- We should not be fed doom and gloom and no solutions.
The impact on our relationships
- It affects us all and we need support as a whole relationship.
- How much help from services have we received in relation to relationships and the impact on the whole family? – NOTHING!
- If we got this help early, then it might mean not needing to spend so much on responding to crises.
- In cancer the whole family and relationship side and all the psychological support is addressed -but not in dementia. That makes us sad.
The world around us
- Once the medics have done their medical bit, the next step is to adjust to living with that diagnosis in what can be a very disabling society.
- There is a real inconsistency in how we come across services and access entitled benefits.

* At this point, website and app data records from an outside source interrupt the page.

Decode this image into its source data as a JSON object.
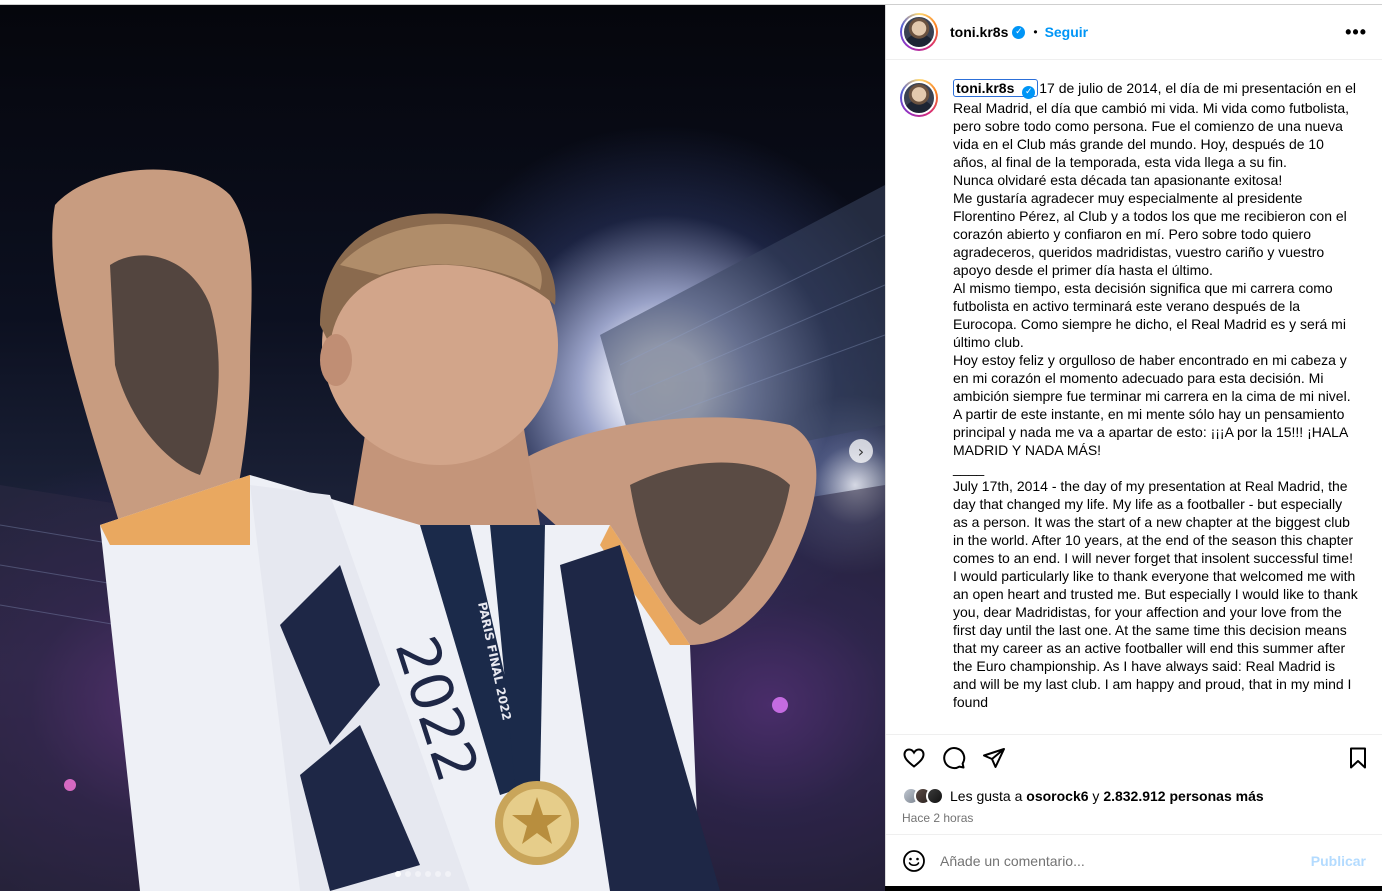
{
  "post": {
    "username": "toni.kr8s",
    "separator": "•",
    "follow_label": "Seguir",
    "more_label": "•••",
    "verified_glyph": "✓",
    "caption": "17 de julio de 2014, el día de mi presentación en el Real Madrid, el día que cambió mi vida. Mi vida como futbolista, pero sobre todo como persona. Fue el comienzo de una nueva vida en el Club más grande del mundo. Hoy, después de 10 años, al final de la temporada, esta vida llega a su fin.\nNunca olvidaré esta década tan apasionante exitosa!\nMe gustaría agradecer muy especialmente al presidente Florentino Pérez, al Club y a todos los que me recibieron con el corazón abierto y confiaron en mí. Pero sobre todo quiero agradeceros, queridos madridistas, vuestro cariño y vuestro apoyo desde el primer día hasta el último.\nAl mismo tiempo, esta decisión significa que mi carrera como futbolista en activo terminará este verano después de la Eurocopa. Como siempre he dicho, el Real Madrid es y será mi último club.\nHoy estoy feliz y orgulloso de haber encontrado en mi cabeza y en mi corazón el momento adecuado para esta decisión. Mi ambición siempre fue terminar mi carrera en la cima de mi nivel. A partir de este instante, en mi mente sólo hay un pensamiento principal y nada me va a apartar de esto: ¡¡¡A por la 15!!! ¡HALA MADRID Y NADA MÁS!\n____\nJuly 17th, 2014 - the day of my presentation at Real Madrid, the day that changed my life. My life as a footballer - but especially as a person. It was the start of a new chapter at the biggest club in the world. After 10 years, at the end of the season this chapter comes to an end. I will never forget that insolent successful time! I would particularly like to thank everyone that welcomed me with an open heart and trusted me. But especially I would like to thank you, dear Madridistas, for your affection and your love from the first day until the last one. At the same time this decision means that my career as an active footballer will end this summer after the Euro championship. As I have always said: Real Madrid is and will be my last club. I am happy and proud, that in my mind I found",
    "likes_prefix": "Les gusta a",
    "likes_user": "osorock6",
    "likes_connector": "y",
    "likes_count": "2.832.912 personas más",
    "time_ago": "Hace 2 horas",
    "comment_placeholder": "Añade un comentario...",
    "publish_label": "Publicar"
  },
  "media": {
    "next_glyph": "›",
    "slide_count": 6,
    "active_slide": 1,
    "scarf_text": "2022",
    "medal_ribbon_text": "PARIS FINAL 2022"
  },
  "icons": {
    "like": "heart-icon",
    "comment": "comment-icon",
    "share": "share-icon",
    "save": "bookmark-icon",
    "emoji": "emoji-icon"
  },
  "colors": {
    "accent": "#0095f6",
    "publish_disabled": "#b3dbff",
    "muted": "#737373"
  }
}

- Other people can be patronising. They can’t seem to communicate well with us.
- We must not be dismissed with ‘What do you expect? You are old.’
- And we cannot stand ‘You don’t look like you’ve got dementia’!
- We have created a safe space here for people to be themselves in a non-judgemental environment.
- ‘Dementia rarely comes alone’. We have a right access to appropriate healthcare when needed.
- There is stuff we can do to compensate for some difficulties, and we have the right to carry on doing what we like.
- We have a right to a diagnosis, to know about it and to have it written down too.
- We have the right to be able to then get on with life with as equal an opportunity as anyone with or without a disability.
- We have a right to access our entitled non-means tested benefits. These should be amongst the first things offered.
SO, providers, supporters please use your nouse. Put on Good life courses; create a space for shared learning amongst peers and a safe space for people to take on board the diagnosis; respond to the impact on relationships, create much more self management and end the doom and gloom without solutions.!
the next blog will cover ‘What we learnt’!
For more info on the Innovations in Dementia Good Life With Dementia model contact Damian@myid.org.uk. Meanwhile here is the class of 2019!